Problem description: Everything in the data below except the pictures must be repeated word for word.

Data shown:
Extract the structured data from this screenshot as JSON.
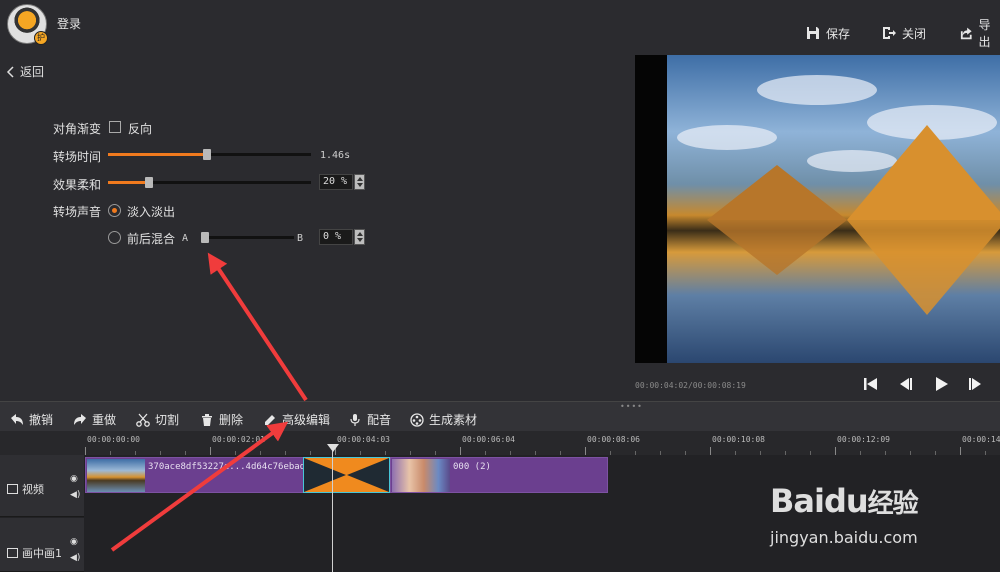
{
  "header": {
    "login_label": "登录",
    "save_label": "保存",
    "close_label": "关闭",
    "export_label": "导出"
  },
  "left_panel": {
    "back_label": "返回",
    "diagonal_label": "对角渐变",
    "reverse_label": "反向",
    "reverse_checked": false,
    "duration_label": "转场时间",
    "duration_value": "1.46s",
    "duration_fraction": 0.49,
    "softness_label": "效果柔和",
    "softness_value": "20 %",
    "softness_fraction": 0.2,
    "sound_label": "转场声音",
    "fade_label": "淡入淡出",
    "fade_selected": true,
    "mix_label": "前后混合",
    "mix_a": "A",
    "mix_b": "B",
    "mix_value": "0 %",
    "mix_fraction": 0.0
  },
  "preview": {
    "timecode": "00:00:04:02/00:00:08:19"
  },
  "toolbar": {
    "undo": "撤销",
    "redo": "重做",
    "cut": "切割",
    "delete": "删除",
    "advanced_edit": "高级编辑",
    "dub": "配音",
    "generate": "生成素材"
  },
  "ruler": {
    "labels": [
      "00:00:00:00",
      "00:00:02:01",
      "00:00:04:03",
      "00:00:06:04",
      "00:00:08:06",
      "00:00:10:08",
      "00:00:12:09",
      "00:00:14"
    ]
  },
  "tracks": {
    "video_label": "视频",
    "pip_label": "画中画1",
    "clip1_text": "370ace8df53227e...4d64c76ebad",
    "clip2_text": "000 (2)"
  },
  "watermark": {
    "brand": "Bai",
    "brand_cn": "经验",
    "url": "jingyan.baidu.com"
  },
  "colors": {
    "accent": "#f07a1e",
    "clip": "#6b3f8f",
    "transition_border": "#46c6d8",
    "annotation_arrow": "#f03c3c"
  }
}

Expected answer:
Extract the structured data from this screenshot as JSON.
{
  "header": {
    "login_label": "登录",
    "save_label": "保存",
    "close_label": "关闭",
    "export_label": "导出"
  },
  "left_panel": {
    "back_label": "返回",
    "diagonal_label": "对角渐变",
    "reverse_label": "反向",
    "reverse_checked": false,
    "duration_label": "转场时间",
    "duration_value": "1.46s",
    "duration_fraction": 0.49,
    "softness_label": "效果柔和",
    "softness_value": "20 %",
    "softness_fraction": 0.2,
    "sound_label": "转场声音",
    "fade_label": "淡入淡出",
    "fade_selected": true,
    "mix_label": "前后混合",
    "mix_a": "A",
    "mix_b": "B",
    "mix_value": "0 %",
    "mix_fraction": 0.0
  },
  "preview": {
    "timecode": "00:00:04:02/00:00:08:19"
  },
  "toolbar": {
    "undo": "撤销",
    "redo": "重做",
    "cut": "切割",
    "delete": "删除",
    "advanced_edit": "高级编辑",
    "dub": "配音",
    "generate": "生成素材"
  },
  "ruler": {
    "labels": [
      "00:00:00:00",
      "00:00:02:01",
      "00:00:04:03",
      "00:00:06:04",
      "00:00:08:06",
      "00:00:10:08",
      "00:00:12:09",
      "00:00:14"
    ]
  },
  "tracks": {
    "video_label": "视频",
    "pip_label": "画中画1",
    "clip1_text": "370ace8df53227e...4d64c76ebad",
    "clip2_text": "000 (2)"
  },
  "watermark": {
    "brand": "Bai",
    "brand_cn": "经验",
    "url": "jingyan.baidu.com"
  },
  "colors": {
    "accent": "#f07a1e",
    "clip": "#6b3f8f",
    "transition_border": "#46c6d8",
    "annotation_arrow": "#f03c3c"
  }
}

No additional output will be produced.